The KUMARA K552 frame is entirely made from black finely textured ABS plastic both back and front. The keyboard is tenkeyless in design (has no separate number pad on the right side) but it still retains the directional arrow keys with Ins, Home, Page up and down etc… cluster of keys above.


Located just above the directional arrows is a raised rectangular patch of plastic that bears “Redragon” branding in red lettering and just two LED key lock indicators on the outside edge. (Being a tenkeyless keyboard, there is obviously no NUM lock indicator). The only other feature of note on the front of the keyboard is the raised lip that runs around the edge of the board. I quite like this style / design, however it does mean that a keyboard vac will be required for cleaning as it can become a dust trap.

The edges of the keyboard are entirely smooth and without feature except for the cable coming out of the rear in a centralised position. Reinforcement is short and is a slight cause for concern, holding the keyboard in place and moving the cable you can clearly hear something moving within the keyboard which isn’t a good sign especially for those looking for a keyboard to accompany a laptop on their travels.

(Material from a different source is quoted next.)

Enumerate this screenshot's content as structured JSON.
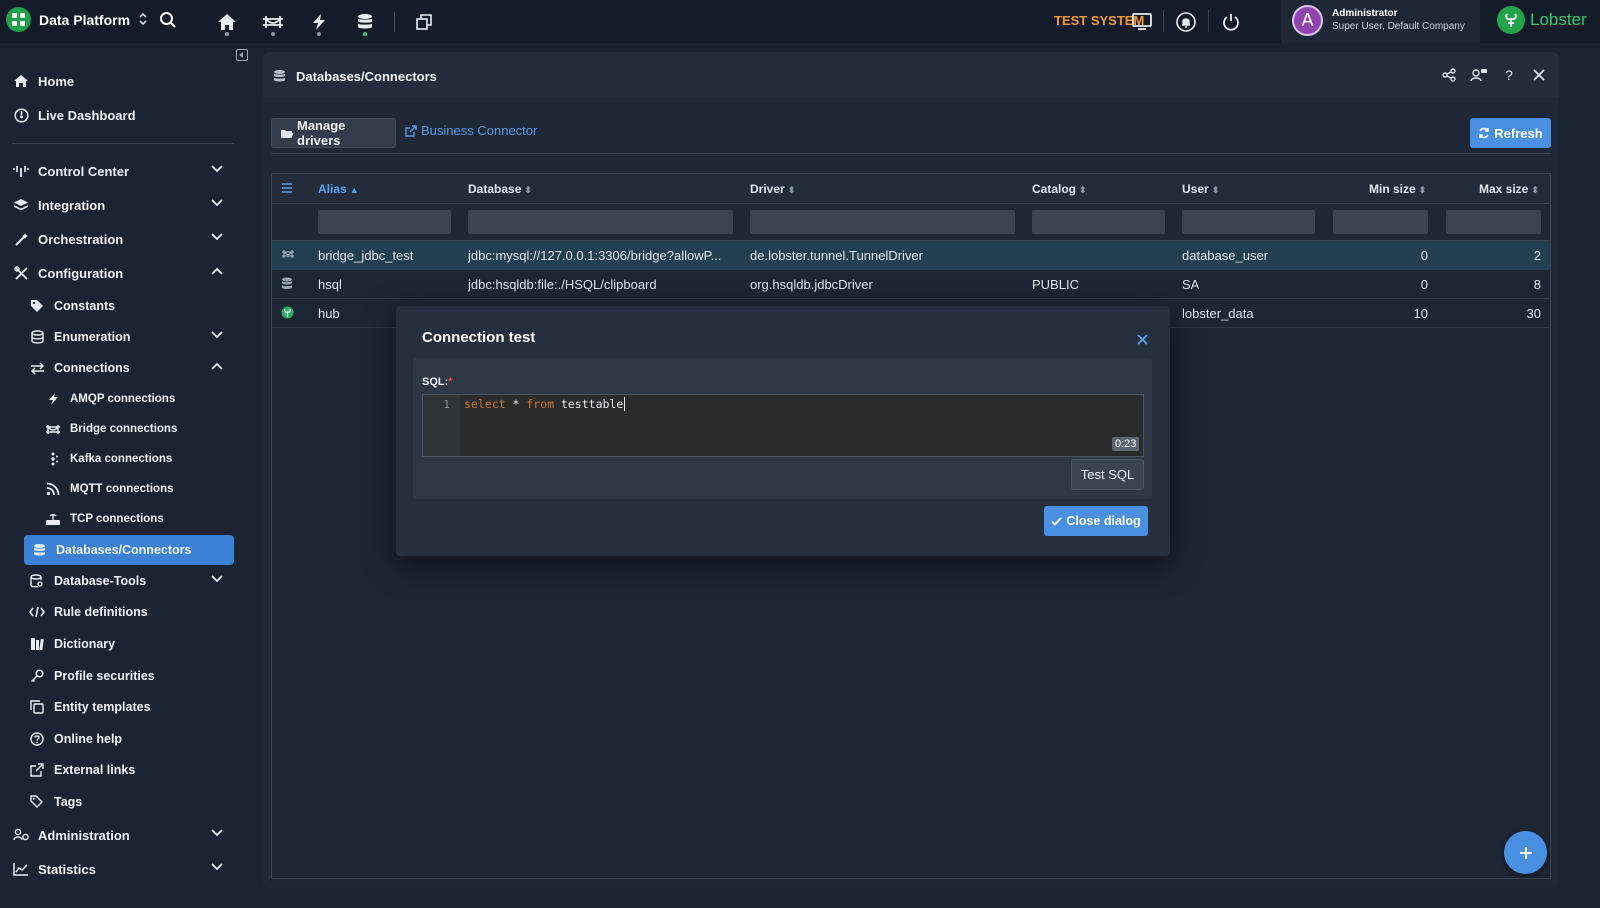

The cable measures 182cm long (excluding reinforcement and connector) and 4.47mm in diameter. The cable has a PVC jacket, but no braiding but there is a small EMI suppressor located 11cm down the cable from the gold plated USB A connector.

On the underside near the front edges there are small textured non slip pads measuring 4.5mm x 17mm, as effective as these are there is sadly none located on the rear edges. In their place there are just 2 small raised plastic bumps which have no non slip properties and also risk marking or scratching some surfaces such as stained or painted wood.


There are however two retractable feet that are simply fantastic. They lock securely into place, only retracting when intentionally done so (you would be surprised at the number of retractable feet that collapse when the keyboard is pushed backwards). The feet have a full silicone coating which, coupled with the front edge non slip pads are highly effective on every surface from glass to wood and even metal.


Older Post Newer Post


Leave a comment

Scroll To Top

Panel Tool
Float header
Float topbar
Default Boxed Large Boxed Medium
Header Default Header One Header Two

Follow us on social